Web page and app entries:

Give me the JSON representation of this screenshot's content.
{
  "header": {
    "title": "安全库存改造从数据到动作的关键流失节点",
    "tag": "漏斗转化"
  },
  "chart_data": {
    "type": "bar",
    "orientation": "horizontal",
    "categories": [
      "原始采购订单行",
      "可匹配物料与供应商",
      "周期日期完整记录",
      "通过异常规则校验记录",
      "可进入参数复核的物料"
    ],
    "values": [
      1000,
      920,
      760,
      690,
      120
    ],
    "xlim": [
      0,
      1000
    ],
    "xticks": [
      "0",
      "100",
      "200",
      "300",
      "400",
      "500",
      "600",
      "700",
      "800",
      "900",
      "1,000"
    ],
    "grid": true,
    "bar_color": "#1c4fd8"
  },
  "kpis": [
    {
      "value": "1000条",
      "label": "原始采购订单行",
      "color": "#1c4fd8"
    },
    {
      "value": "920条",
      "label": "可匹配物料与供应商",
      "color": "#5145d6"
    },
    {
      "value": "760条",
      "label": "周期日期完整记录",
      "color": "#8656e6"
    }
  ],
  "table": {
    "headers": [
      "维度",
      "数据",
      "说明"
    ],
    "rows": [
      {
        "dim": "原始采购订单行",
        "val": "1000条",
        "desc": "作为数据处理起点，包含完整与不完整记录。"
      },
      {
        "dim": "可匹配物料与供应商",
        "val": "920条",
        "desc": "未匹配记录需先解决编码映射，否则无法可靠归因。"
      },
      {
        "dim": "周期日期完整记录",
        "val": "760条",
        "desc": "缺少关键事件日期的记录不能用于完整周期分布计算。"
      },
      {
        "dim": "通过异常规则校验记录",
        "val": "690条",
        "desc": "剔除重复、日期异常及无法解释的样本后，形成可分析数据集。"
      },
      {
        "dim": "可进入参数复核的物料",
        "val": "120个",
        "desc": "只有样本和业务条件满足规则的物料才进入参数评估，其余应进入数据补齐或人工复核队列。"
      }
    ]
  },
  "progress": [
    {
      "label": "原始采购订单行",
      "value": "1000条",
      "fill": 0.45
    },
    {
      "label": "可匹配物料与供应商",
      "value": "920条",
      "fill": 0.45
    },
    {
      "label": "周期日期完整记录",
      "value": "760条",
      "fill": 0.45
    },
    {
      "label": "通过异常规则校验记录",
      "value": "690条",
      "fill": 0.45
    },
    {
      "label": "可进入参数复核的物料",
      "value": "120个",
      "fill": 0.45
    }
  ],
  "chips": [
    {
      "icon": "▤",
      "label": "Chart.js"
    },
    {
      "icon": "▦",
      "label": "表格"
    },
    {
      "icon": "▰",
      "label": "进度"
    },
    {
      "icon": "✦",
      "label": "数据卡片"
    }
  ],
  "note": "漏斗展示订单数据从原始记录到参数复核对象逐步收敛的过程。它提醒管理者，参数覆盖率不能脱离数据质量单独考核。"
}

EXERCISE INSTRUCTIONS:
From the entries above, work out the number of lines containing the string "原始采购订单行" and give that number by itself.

OUTPUT FOR THIS EXERCISE:
4